Through five games in 2011, Greene averaged 3.3 yards (73 carries, 240 yards), scored two touchdowns and had 12 receptions for 69 yards. This season, he has more carries (76) but fewer yards (217) and only one touchdown. He has caught only three passes for 28 yards.

Ryan said Powell has "earned a right to play some" and has been "absolutely tremendous in pass protection." Yet although Greene's snap totals went down from 50 in Week 3 against Miami to 18 against the 49ers and 24 against Houston, Ryan said he will remain his No. 1 rusher.

"In an ideal world, you have two or three guys that you feel really good about," Ryan said. "But have I lost confidence in Shonn Greene?
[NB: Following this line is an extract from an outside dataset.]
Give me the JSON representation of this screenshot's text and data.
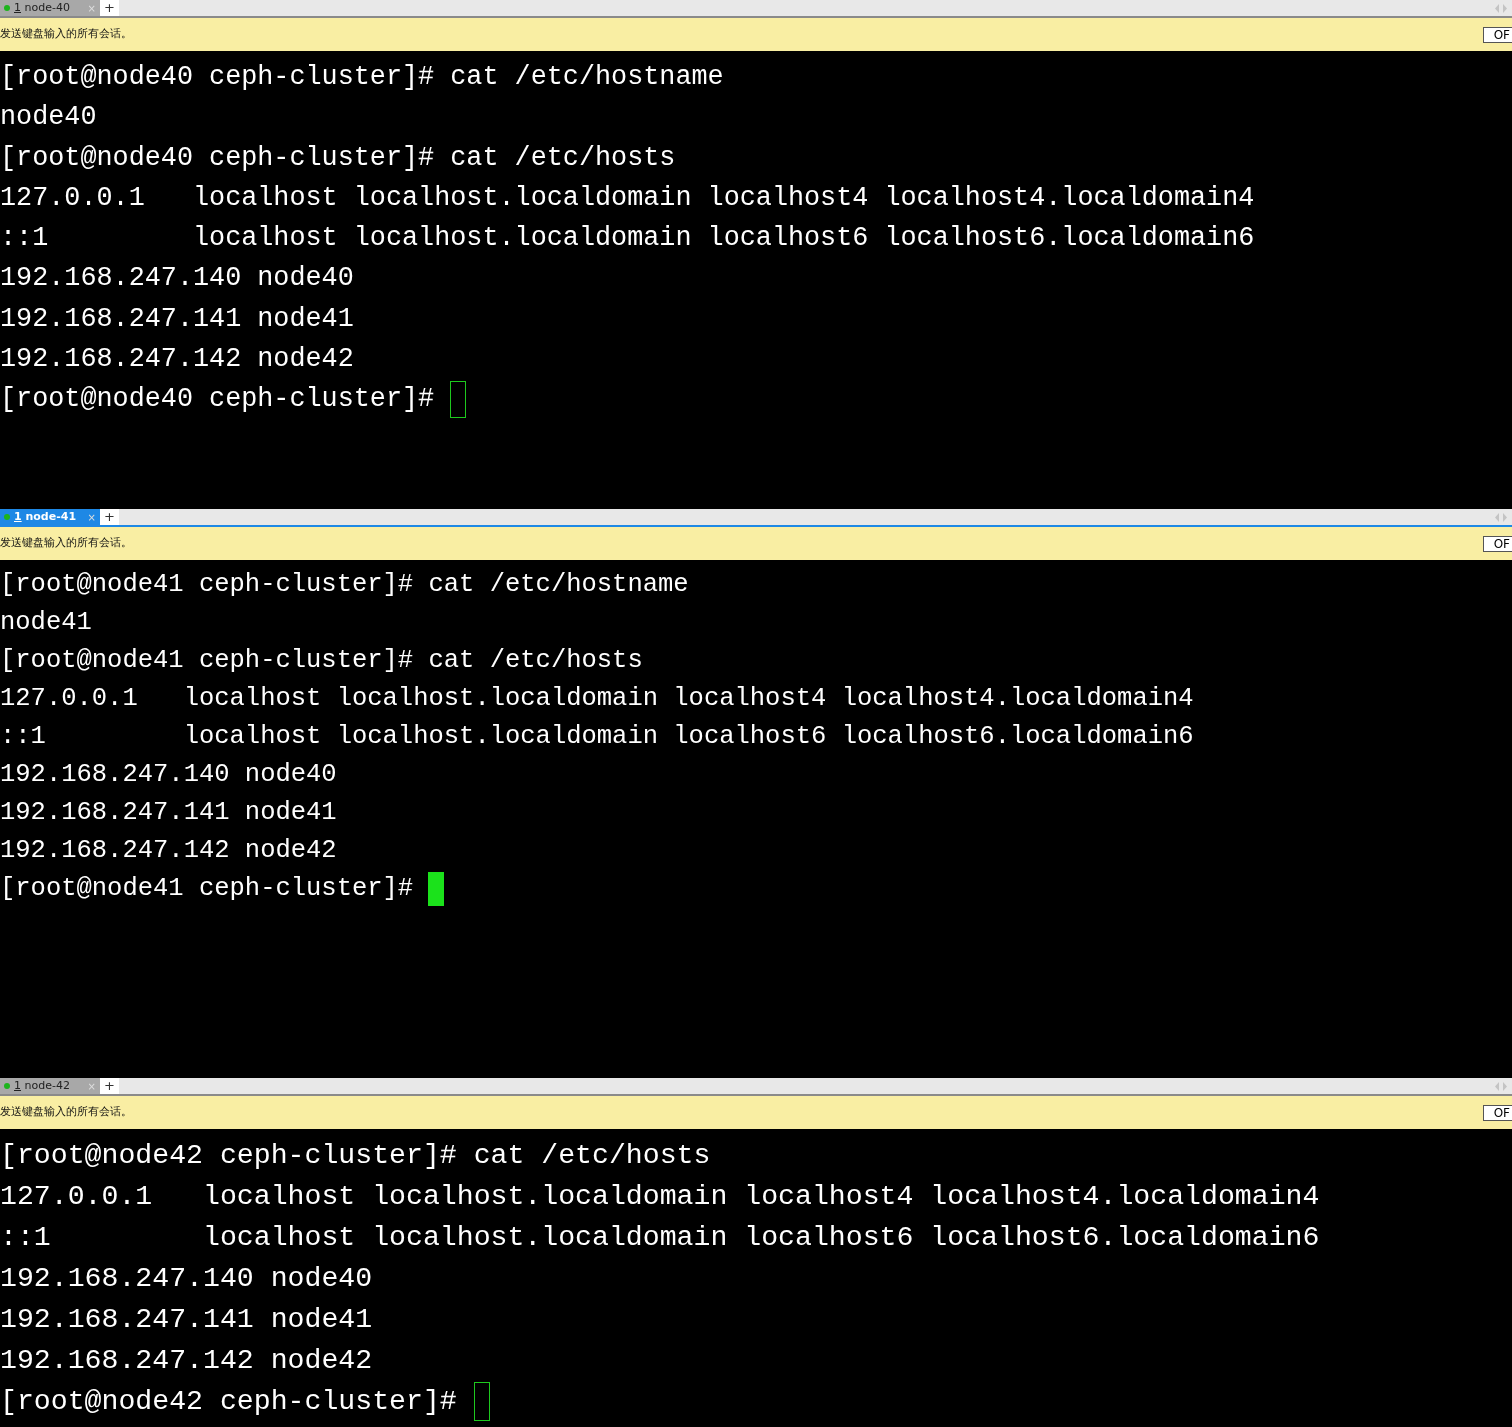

The answer is no. I think we just keep giving him the ball. He's working extremely hard. I just think it's a matter of time before he really starts popping. And we all know the whole team is lifted when your big back is running."

Perhaps Greene is struggling partly because the Jets haven't run the ball that much. In Monday night's 23-17 loss to the Texans, Greene had only eight carries. If you take out Tebow's five runs, the running backs had a grand total of 16 rushes.

But Greene, who had his first 1,000-yard rushing season last year under former offensive coordinator Brian Schottenheimer, said Tony Sparano's system is "working just fine. We just need to execute better." Greene also said he doesn't care about his carry totals as long as the Jets (2-3) are winning.

McKnight said he has no doubt the Jets can still be "that No. 1 run-first team" in the NFL. But to do that, the defense has to do its part, too.

The Jets trailed in the first quarter in their past four games. When you're playing "catch-up," McKnight and Greene said, there's a tendency to stray from the running game. Said McKnight: "By the time we run the ball, we're down in points."